Rivas Rosado also attempts a step-by-step refutation of the findings of the Gillingham investigation. Her attacks on the details of Gillingham's findings misconstrue Title VII, which does not ensure against inaccuracy by an employer, only against gender-based discrimination. We see little evidence even of inaccuracy, and Rivas Rosado admitted to some violations of company rules.
The district court correctly concluded that plaintiff's evidence was insufficient to create a material issue of fact and entered summary judgment. See Reeves v. Sanderson Plumbing Prods., Inc., 530 U.S. 133, 148, 120 S. Ct. 2097, 147 L. Ed. 2d 105 (2000) (judgment as a matter of law appropriate where there is no legally sufficient evidentiary basis for jury to disbelieve legitimate reasons proffered by defendant); Zapata-Matos v. Reckitt & Colman, Inc., 277 F.3d 40, 47-48 (1st Cir. 2002) (same). See generally Dominguez-Cruz v. Suttle Caribe, Inc., 202 F.3d 424, 430-31 (1st Cir. 2000) ("At the summary judgment phase ... the focus should be on the ultimate issue: whether, viewing the aggregate package of proof offered by the plaintiff and taking all inferences in the plaintiff's favor, the plaintiff has raised a genuine issue of fact as to whether the termination of the plaintiff's employment was motivated by age discrimination.") (internal quotation omitted).
The district court judgment is affirmed. Costs are awarded to Radio Shack.
On appeal, Rivas Rosado does not make a promotion discrimination claim
A "chargeback" occurs when, after a sale is made, financing is not approved or the transaction is otherwise incomplete. When a chargeback occurs, the Store Manager is responsible for making the necessary arrangements to collect the money and documenting all transactions related to that chargeback Rivas Rosado v. Radio Shack, Inc., Civ. No. 00-1686 (D.P.R. April 25, 2002) (opinion and order).

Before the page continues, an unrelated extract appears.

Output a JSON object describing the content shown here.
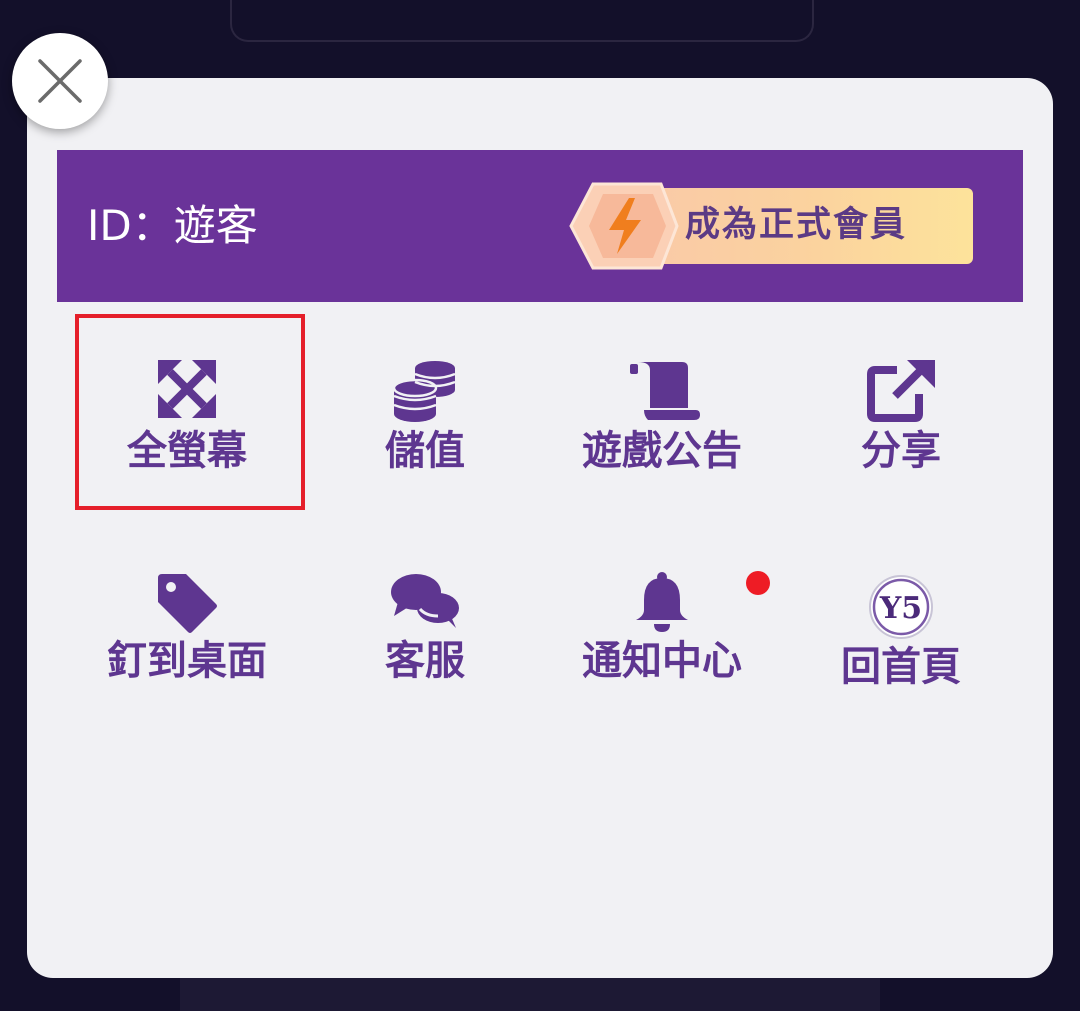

Castello's deposition suggests that the decision to fire Rivas Rosado may actually have been made before she was questioned. Even if true, that fact would not change our holding